But targeting the corporate brass is nothing new in Germany. In an interview with Handelsblatt, one of the country’s top defense lawyers accuses state prosecutors of overzealously pursuing businessmen. Looking back on his career, Hanns W. Feigen says, “It wasn’t a daily occurrence to raid the executive floor.” Feigen also finds it problematic that the state legally rewards criminal acts by purchasing stolen financial data. A must-read for any high profile executives out there in hot water.
Today the government will present its budget for 2017. Missing from the calculation will be new debt, which has not happened for 45 years. But parliamentarian Jens Spahn, a member of the ruling Christian Democrats, spills some water into the wine, noting the strong economy and the zero interest rate policy have helped perform a miracle. If he wants to be fair, Finance Minister Wolfgang Schäuble should light a candle today for ECB President Mario Draghi.
Nuclear power may already be consigned to German history, but the headache of storing it safely will last generations. A special commission charged with ascertaining a final resting place for atomic garbage released a report yesterday outlining the requirements for finding a permanent disposal site. What do the 700 pages conclude after the 2-year investigation?

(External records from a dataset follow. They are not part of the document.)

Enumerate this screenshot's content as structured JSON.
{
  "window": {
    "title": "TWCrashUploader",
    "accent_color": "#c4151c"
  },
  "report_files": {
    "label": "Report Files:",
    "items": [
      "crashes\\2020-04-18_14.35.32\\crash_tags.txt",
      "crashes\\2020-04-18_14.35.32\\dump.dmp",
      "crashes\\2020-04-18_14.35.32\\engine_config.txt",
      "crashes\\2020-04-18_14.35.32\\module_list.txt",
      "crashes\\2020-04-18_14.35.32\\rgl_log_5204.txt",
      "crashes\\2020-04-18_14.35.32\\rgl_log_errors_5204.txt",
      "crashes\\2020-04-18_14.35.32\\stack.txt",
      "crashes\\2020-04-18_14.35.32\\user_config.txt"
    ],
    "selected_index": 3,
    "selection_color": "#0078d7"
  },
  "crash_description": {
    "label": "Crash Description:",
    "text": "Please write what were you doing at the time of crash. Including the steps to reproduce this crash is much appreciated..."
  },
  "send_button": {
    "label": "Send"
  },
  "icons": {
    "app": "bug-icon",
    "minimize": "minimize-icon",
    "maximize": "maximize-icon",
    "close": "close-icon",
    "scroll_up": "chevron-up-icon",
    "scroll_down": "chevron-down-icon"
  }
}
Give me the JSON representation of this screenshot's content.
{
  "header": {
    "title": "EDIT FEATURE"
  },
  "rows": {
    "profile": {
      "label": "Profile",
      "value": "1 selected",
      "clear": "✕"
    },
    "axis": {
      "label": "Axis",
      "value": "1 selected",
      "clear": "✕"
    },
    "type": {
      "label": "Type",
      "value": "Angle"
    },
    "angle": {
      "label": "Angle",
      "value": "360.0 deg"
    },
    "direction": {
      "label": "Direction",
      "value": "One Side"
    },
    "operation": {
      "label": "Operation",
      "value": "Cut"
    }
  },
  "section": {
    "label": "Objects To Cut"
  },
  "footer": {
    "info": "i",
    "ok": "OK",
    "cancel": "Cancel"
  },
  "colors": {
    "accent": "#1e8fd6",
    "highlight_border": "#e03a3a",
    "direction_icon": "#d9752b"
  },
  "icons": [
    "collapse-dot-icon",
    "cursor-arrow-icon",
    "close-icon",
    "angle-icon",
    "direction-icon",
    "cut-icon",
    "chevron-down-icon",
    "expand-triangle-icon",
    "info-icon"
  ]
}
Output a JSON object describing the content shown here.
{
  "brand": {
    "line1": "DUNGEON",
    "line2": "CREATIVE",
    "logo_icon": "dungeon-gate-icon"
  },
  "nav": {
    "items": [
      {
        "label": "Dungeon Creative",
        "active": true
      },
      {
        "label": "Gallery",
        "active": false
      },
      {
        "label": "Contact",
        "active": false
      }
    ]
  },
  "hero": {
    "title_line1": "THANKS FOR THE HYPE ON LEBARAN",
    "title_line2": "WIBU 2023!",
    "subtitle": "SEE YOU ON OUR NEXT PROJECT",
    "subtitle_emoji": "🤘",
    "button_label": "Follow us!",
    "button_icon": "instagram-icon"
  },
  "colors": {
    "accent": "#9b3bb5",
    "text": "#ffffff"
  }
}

It’s time for Jean-Claude Juncker to read between the lines. In a rebuff to the commission president, Brussels has decided to hold a vote to ratify the proposed free trade agreement with Canada. Juncker had tried to shirk the democratic process by having it ratified without a popular vote, but E.U. national governments had their say. Sometimes you get the feeling Juncker is only there because people were too busy to show him the door.
Europe’s largest economy is run by a woman, so is the IMF, and the U.S. and U.K. look poised to welcome female bosses within the year. Hillary Clinton is ahead in the polls, and yesterday, Theresa May, Britain’s home secretary, won the first round of voting for leadership of the Conservative Party, making her the favorite to become prime minister in September. Looks like a new dawn for the power woman.